WORKING DATA:
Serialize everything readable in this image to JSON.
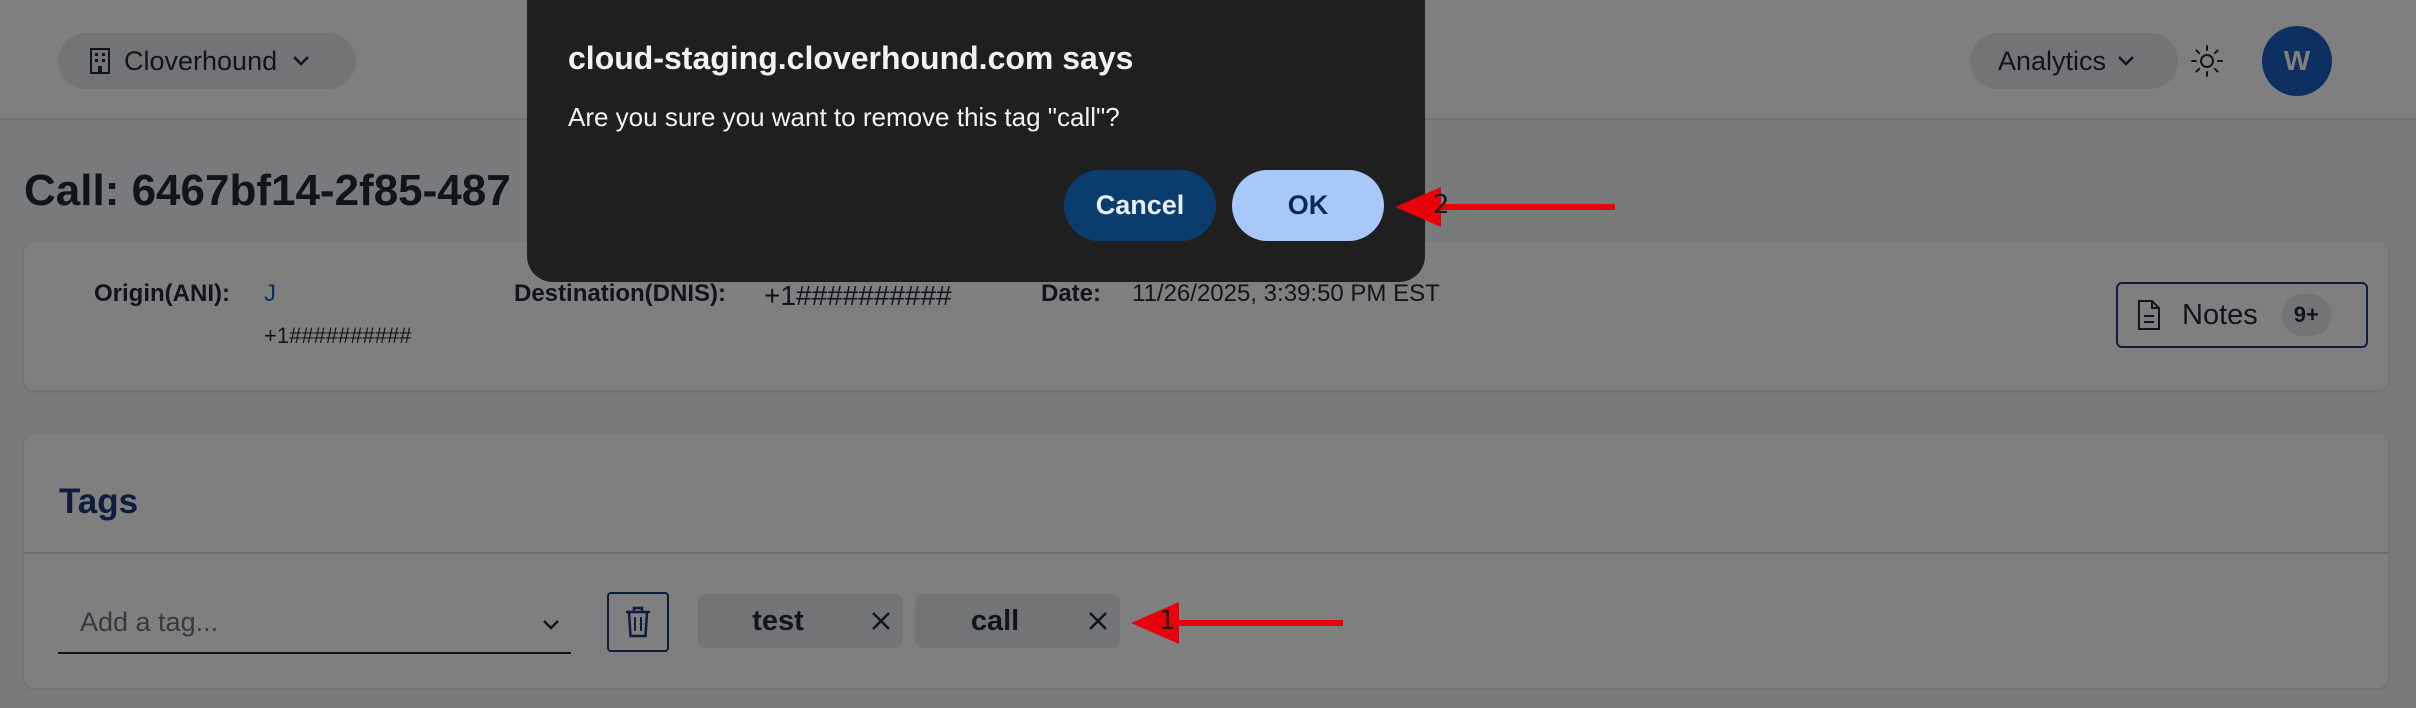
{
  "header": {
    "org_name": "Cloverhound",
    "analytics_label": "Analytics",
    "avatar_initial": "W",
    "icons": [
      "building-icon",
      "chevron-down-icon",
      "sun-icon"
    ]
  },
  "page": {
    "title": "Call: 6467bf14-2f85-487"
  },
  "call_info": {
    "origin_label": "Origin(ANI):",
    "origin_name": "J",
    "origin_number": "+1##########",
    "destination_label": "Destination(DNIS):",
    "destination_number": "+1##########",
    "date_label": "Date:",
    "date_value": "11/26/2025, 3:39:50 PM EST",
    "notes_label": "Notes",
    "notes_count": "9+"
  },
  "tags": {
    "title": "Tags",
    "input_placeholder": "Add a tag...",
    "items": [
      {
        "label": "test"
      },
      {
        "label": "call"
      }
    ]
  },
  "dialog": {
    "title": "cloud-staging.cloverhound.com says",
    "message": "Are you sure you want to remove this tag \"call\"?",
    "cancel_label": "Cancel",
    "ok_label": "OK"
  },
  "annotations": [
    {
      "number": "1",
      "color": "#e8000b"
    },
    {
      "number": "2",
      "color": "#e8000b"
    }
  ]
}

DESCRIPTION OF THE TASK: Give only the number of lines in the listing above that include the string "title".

WRITTEN ANSWER: 3